Directed by: Le-Van Kiet
Premise: A princess (Joey King) refuses to marry a nobleman and he takes the castle by force, locking her in the tower. The princess fights off the invaders.
What Works: The Princess is a reworking of the Die Hard formula by way of Sleeping Beauty. The film opens with the familiar fairy tale premise of a princess asleep and imprisoned in a castle tower. She awakens and begins fighting her way out of the tower in an effort to save her family and free her people. The film succeeds to the extent that it does because of Joey King’s performance in the title role. She has the scrappiness and wry sense of humor displayed by Bruce Willis in the original Die Hard. That element distinguishes The Princess. It’s violent and vicious but with a persistent comic tone. The filmmakers know what they’re making and don’t take this too seriously. It’s light without compromising the action.
What Doesn’t: The pacing of The Princess is start and stop. The action scenes are kinetic but whenever the lead character isn’t fighting off bad guys the energy subsides and the movie feels inert. The characters are not interesting. Everybody is one note and the lead villain (Dominic Cooper) is an unthreatening mustache twirler. The action scenes are largely the same and tend to get repetitive. The filmmakers keep hitting a lot of the same beats with the swarthy looking mercenaries uttering sexist comments and swinging their weapons. The fight scenes are not very well shot. The actors do a fine job with the choreography and selling the ferocity of combat but the fisticuffs aren’t staged in a way that is exciting or visually interesting. A few of the special effects are dodgy especially some lousy digital fire effects. A lot of the violence doesn’t make sense. The nobleman needs the princess alive. He has to force her into marriage for his reign to be legitimate but all of his henchmen are trying to kill her. The story also misunderstands some of what made Die Hard and its better imitators work so well.
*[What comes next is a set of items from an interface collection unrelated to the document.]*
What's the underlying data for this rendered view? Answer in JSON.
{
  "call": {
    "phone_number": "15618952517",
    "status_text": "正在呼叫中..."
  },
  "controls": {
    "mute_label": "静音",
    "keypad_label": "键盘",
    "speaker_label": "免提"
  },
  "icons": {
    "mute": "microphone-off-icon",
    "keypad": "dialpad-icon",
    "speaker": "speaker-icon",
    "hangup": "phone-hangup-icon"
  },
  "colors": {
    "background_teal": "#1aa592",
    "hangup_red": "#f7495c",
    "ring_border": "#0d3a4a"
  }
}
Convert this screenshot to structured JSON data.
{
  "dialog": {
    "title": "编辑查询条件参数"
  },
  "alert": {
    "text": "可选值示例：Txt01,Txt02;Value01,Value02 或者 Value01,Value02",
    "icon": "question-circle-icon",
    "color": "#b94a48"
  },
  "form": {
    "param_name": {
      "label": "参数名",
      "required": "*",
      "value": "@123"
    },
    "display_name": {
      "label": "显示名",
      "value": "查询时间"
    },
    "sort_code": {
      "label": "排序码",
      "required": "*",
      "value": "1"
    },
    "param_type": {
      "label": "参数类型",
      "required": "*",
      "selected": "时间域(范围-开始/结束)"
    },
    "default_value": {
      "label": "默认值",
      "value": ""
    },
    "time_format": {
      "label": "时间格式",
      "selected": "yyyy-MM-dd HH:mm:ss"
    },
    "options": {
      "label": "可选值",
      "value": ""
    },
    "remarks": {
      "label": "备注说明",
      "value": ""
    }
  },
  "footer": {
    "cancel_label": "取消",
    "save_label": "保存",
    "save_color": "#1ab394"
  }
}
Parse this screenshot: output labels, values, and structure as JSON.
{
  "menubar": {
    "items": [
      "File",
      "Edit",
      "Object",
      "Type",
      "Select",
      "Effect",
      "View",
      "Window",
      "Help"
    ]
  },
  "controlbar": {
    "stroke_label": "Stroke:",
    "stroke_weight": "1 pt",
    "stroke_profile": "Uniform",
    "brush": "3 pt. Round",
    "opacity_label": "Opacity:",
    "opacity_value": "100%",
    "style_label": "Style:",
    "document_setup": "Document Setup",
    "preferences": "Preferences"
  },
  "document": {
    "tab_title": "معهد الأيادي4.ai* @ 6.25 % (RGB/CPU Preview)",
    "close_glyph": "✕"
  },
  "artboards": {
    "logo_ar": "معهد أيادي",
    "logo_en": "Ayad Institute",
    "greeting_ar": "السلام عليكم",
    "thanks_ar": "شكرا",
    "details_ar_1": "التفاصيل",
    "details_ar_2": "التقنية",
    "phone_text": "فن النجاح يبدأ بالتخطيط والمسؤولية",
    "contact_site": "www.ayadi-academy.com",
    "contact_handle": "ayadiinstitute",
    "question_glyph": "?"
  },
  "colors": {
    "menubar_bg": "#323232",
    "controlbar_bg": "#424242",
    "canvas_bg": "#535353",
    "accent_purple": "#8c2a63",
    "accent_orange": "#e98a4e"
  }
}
In those films, the hero is reluctant but he must act because he’s the only one who can save the day. That isolation and call to duty make those heroes interesting. The heroine of The Princess can’t wait to stab somebody. She’s a trained warrior, which does give the film some credibility, but the castle is full of other staff who could pick up a sword and fight back but don’t.
Bottom Line: It’s good The Princess debuted on a streaming platform because it certainly would not be worth the price of a theater ticket. It doesn’t have the showmanship of other recent action pictures and aspects of it look amateurish. This is passable entertainment but just barely.
Episode: #909 (July 10, 2022)